My earliest childhood memory is of having measles.
Confined to bed with the lights dimmed, I felt really ill. My measles bout was before the UK introduced a vaccine, when 2-3 yearly epidemics affected literally hundreds of thousands of children. Measles has been preventable for nearly 45 years in UK, first with a single measles vaccine and, since 1988, with the combined measles, mumps, rubella vaccine (MMR). So it is disappointing, though not wholly surprising, that numbers of cases in the first quarter of this year are ten times higher (334 cases) than in the same period in 2010 (33 cases).
“It was this statement, unsupported by evidence at the time or subsequently, that attracted media interest”
When MMR came in, vaccine uptake rose quickly; parents liked being able to protect their kids against three diseases with one jab and in the 1990s measles became uncommon.
Then, in 1998 a paper was published in the highly respected journal The Lancet. This now discredited paper described twelve children with autism and bowel conditions, eight of whom were reported to have developed symptoms after MMR vaccine. Although the paper stated clearly that a link between MMR and autism and bowel disease had not been proved, the lead author announced at a press conference that he felt children should have the vaccines separately with a year between each dose. It was this statement, unsupported by evidence at the time or subsequently, that attracted media interest.
“The numbers of susceptible children mounted and as they got older, it was either forgotten that they still needed the vaccine or mistakenly thought they were too old”
And what interest!
For some periods there were articles about MMR vaccine in the papers every single day. Initially coverage focused on the dangers of the vaccine with much made of the Department of Health’s refusal to provide single vaccines on the NHS. Many richer parents paid to have single vaccines. C-list celebrities waded in with their usually negative opinions on MMR vaccine safety. A TV film starred Juliet Stevenson and dishy Hugh Bonneville as the mother of an autistic child and the doctor at the heart of the controversy respectively.
Hardly surprising then that many parents chose not to have MMR and children whose parents couldn’t afford single vaccines remained totally unprotected. Over the years, the numbers of susceptible children mounted and as they got older, it was either forgotten that they still needed the vaccine or mistakenly it was thought they were too old for it.
So, they remain at risk and ironically as measles, mumps and rubella are potentially more harmful in adults, are at even greater risk of the consequences of the infections than they were as children. Now of course, the whole MMR vaccine-autism story is history with sound evidence of no link.
“The solution for all unprotected children and young adults is vaccination.”

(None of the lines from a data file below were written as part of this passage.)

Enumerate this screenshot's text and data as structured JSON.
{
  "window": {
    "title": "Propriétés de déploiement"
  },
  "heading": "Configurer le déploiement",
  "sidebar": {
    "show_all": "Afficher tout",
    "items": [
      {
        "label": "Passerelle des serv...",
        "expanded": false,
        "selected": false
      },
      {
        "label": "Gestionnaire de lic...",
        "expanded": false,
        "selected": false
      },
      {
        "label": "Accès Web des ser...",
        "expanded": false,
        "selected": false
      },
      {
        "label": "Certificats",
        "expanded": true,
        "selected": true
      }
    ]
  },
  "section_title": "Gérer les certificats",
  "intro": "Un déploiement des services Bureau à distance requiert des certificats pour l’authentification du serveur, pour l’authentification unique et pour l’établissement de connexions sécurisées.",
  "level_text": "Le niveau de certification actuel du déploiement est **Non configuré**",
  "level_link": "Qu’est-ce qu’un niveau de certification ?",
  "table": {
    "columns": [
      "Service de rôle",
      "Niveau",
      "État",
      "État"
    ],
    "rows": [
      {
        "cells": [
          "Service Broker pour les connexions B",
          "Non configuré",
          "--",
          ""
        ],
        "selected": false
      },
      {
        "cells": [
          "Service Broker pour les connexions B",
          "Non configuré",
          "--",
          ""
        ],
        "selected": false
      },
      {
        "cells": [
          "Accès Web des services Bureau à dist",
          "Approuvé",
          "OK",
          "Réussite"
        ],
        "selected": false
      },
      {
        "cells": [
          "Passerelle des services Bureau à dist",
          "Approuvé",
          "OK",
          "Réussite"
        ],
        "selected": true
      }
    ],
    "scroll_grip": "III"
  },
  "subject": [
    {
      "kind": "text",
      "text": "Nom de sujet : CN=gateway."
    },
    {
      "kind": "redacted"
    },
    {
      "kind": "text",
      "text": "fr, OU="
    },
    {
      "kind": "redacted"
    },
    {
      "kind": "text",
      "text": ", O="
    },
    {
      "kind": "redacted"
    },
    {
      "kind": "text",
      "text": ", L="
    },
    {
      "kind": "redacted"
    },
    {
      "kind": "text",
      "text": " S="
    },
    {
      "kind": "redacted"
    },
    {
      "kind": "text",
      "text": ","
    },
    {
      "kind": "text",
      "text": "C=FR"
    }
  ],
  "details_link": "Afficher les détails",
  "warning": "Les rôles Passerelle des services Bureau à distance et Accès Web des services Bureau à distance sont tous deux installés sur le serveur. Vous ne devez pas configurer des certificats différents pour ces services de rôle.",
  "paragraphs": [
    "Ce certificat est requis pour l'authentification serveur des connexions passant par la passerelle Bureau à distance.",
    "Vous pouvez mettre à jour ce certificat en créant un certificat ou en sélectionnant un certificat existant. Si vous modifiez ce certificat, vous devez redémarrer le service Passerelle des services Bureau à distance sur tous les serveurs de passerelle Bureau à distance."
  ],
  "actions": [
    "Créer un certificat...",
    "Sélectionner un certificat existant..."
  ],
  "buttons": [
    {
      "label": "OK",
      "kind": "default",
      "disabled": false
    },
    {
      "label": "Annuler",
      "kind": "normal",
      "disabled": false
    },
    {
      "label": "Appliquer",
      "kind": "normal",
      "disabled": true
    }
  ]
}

Outbreaks of measles in Europe, mainly France, Spain, Italy, Germany and Switzerland are partly to blame for the English cases among largely unvaccinated older children and young adults who have had contact with travellers to these countries.
The solution for all unprotected children and young adults is vaccination.
Two doses of MMR are recommended as about 1 in 10 people don’t mount protection against measles with one dose. Although usually given at 12 months and 3 years 4 months of age, they can be given with as little as a four week gap between doses in children older than 18 months. So, for those going abroad for their summer holidays, there is still time to have two doses before they go.
Nurses are often identified as being ideally placed to do all manner of things. In this case they really are. Hospital and community nurses should check the immunisation status of their patients and either vaccinate or remind the unprotected to get the vaccine. It’s simple, vaccination works and is safe. Measles on the other hand is bad news and it’s about time it was a thing of the past.
Dr Helen Bedford is a senior lecturer in children’s health.